Ooops. Somone’s golden cash cow seems to be hitting a dry spell.
News emerged today that UEFA’s top clubs accounted for losses of over 1.6 billion in Fiscal 2010; as the report in today’s Washington Post further asserts, accounts for 650 European Clubs revealed losses nearing 56 percent of revenue. Coincidentally, this was the last year before UEFA began monitoring via the Financial Fair Play regulations, so it’s also entirely possible that clubs were getting in one last year of spending to maybe make a run at the Chaaaaaampions League and increase their potential turnover.
Then again, it’s not as if FFP implementation stopped clubs from spending, either; the EPL, for example, saw transfer fee spending up 33 percent to 485 million GBP this past Summer. And Manchester City created its famous stadium sponsorship dodge specifically to circumvent these rules.

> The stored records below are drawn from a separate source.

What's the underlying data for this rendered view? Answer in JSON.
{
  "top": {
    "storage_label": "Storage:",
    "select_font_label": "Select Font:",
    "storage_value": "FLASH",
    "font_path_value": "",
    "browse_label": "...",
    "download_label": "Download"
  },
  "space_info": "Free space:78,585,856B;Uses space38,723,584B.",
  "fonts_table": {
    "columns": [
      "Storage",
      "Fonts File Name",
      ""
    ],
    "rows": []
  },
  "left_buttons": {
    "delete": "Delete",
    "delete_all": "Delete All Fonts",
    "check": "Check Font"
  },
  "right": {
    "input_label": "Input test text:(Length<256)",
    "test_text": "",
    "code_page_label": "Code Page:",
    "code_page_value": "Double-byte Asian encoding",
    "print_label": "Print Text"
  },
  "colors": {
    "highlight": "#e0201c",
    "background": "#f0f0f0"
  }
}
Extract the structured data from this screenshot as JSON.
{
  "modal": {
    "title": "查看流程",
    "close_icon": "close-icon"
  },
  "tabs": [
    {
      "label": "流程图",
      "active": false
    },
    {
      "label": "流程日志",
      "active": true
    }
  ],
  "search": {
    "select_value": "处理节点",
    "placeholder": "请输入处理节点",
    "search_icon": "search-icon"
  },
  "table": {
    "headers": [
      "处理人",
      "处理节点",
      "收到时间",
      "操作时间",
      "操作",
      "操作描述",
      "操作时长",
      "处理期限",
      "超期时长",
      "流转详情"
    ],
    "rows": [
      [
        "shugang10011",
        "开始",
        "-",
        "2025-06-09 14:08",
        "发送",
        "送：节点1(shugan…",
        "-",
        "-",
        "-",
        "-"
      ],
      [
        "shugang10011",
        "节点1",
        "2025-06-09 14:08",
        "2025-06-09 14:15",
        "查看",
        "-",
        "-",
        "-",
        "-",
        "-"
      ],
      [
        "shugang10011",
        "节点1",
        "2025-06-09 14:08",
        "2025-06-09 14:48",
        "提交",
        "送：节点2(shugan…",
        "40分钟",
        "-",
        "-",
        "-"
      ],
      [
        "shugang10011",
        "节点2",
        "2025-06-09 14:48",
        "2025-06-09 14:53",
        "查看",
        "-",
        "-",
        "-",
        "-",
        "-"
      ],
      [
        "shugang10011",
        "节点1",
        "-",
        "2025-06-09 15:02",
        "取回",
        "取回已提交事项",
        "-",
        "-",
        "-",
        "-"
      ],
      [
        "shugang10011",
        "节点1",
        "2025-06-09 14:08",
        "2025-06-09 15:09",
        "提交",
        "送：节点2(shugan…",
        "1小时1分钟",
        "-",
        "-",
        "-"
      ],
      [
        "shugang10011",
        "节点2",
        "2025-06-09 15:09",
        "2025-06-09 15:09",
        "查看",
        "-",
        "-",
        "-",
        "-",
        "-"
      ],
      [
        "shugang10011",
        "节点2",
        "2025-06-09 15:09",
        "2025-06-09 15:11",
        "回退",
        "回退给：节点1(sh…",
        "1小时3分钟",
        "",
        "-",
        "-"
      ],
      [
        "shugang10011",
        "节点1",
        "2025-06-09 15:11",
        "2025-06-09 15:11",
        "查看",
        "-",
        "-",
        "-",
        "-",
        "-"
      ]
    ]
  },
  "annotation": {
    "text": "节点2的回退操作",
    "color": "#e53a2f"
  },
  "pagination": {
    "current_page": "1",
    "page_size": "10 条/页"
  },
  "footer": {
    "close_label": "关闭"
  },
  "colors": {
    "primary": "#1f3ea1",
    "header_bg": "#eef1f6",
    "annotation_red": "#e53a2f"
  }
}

Add in other clubs like PSG and Queens Park Rangers recently getting on board the rich owner gravy train, and it’s looking like, as some have already surmised, “Fair Play” will just enable the rich to get richer, especially as owners leverage their club’s debt so as to set up a golden parachute for when they grow bored of their new toy.
This also doesn’t bode well for UEFA President Michel Platini, recently all but named as successor to the FIFA Presidency by sitting President, Technologist and Women’s Football Enthusiast Sepp Blatter, as it shows the once enviably profitable UEFA on a slippery financial slope. Bear in mind also that it was Platini who pushed so hard for such a toothless set of regulations in the first place.